### WHAT IS REQUIRED:
Restate the following entries exactly. Keep the pictures out.

### DATA:
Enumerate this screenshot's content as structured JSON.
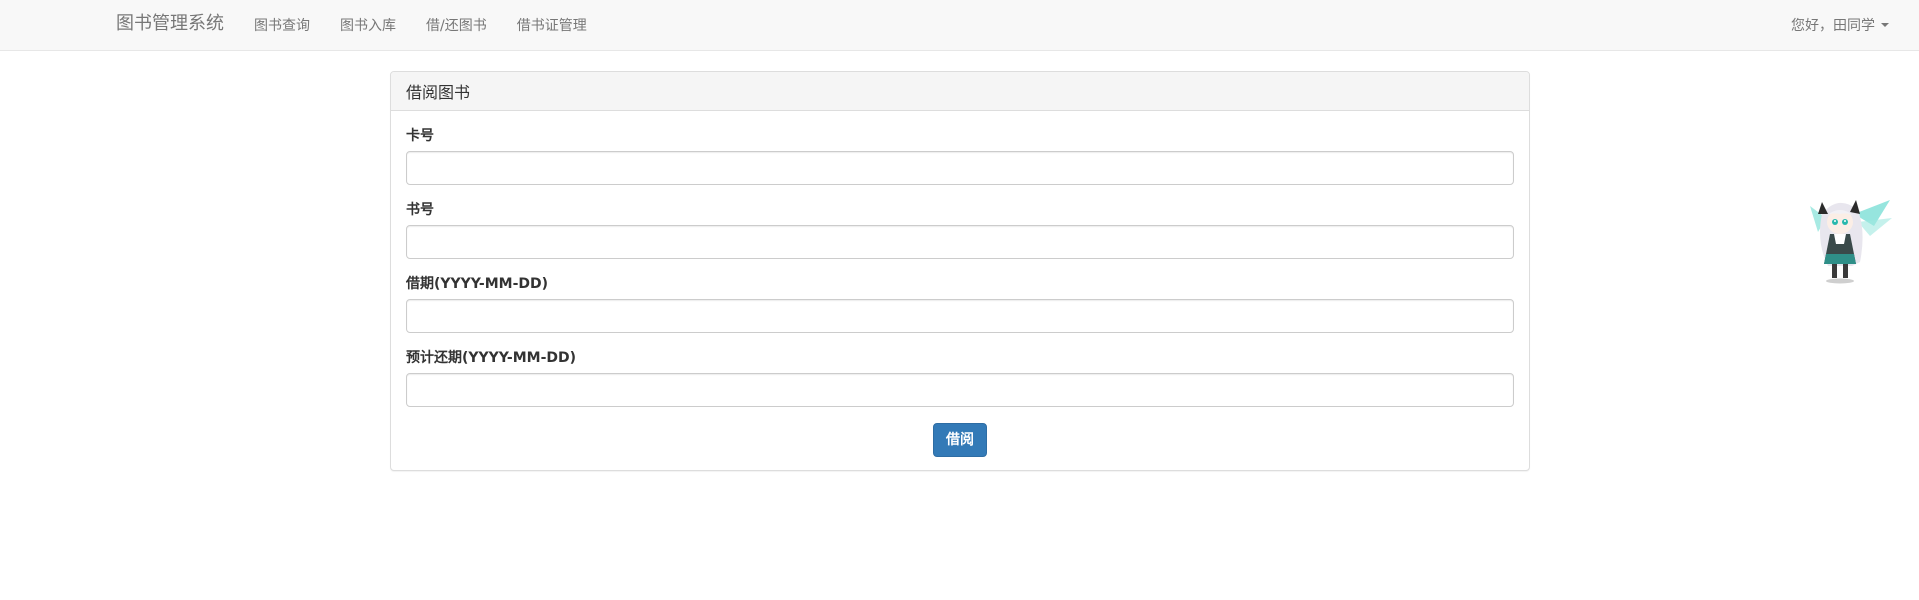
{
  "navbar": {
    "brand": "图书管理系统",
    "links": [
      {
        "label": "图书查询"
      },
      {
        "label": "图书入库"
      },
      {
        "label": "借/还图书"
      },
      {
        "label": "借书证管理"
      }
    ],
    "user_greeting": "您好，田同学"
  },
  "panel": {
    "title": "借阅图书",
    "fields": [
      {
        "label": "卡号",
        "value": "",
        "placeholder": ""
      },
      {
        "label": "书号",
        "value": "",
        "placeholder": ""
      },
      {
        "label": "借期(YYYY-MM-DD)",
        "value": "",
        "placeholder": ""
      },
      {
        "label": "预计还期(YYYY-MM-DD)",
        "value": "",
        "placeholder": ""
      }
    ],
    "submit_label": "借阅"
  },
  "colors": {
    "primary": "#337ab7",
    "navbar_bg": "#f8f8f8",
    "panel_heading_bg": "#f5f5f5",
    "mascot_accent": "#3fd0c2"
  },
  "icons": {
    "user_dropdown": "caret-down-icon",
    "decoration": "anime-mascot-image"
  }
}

### OUTPUT OF THE TASK:
Enumerate this screenshot's content as structured JSON.
{
  "navbar": {
    "brand": "图书管理系统",
    "links": [
      {
        "label": "图书查询"
      },
      {
        "label": "图书入库"
      },
      {
        "label": "借/还图书"
      },
      {
        "label": "借书证管理"
      }
    ],
    "user_greeting": "您好，田同学"
  },
  "panel": {
    "title": "借阅图书",
    "fields": [
      {
        "label": "卡号",
        "value": "",
        "placeholder": ""
      },
      {
        "label": "书号",
        "value": "",
        "placeholder": ""
      },
      {
        "label": "借期(YYYY-MM-DD)",
        "value": "",
        "placeholder": ""
      },
      {
        "label": "预计还期(YYYY-MM-DD)",
        "value": "",
        "placeholder": ""
      }
    ],
    "submit_label": "借阅"
  },
  "colors": {
    "primary": "#337ab7",
    "navbar_bg": "#f8f8f8",
    "panel_heading_bg": "#f5f5f5",
    "mascot_accent": "#3fd0c2"
  },
  "icons": {
    "user_dropdown": "caret-down-icon",
    "decoration": "anime-mascot-image"
  }
}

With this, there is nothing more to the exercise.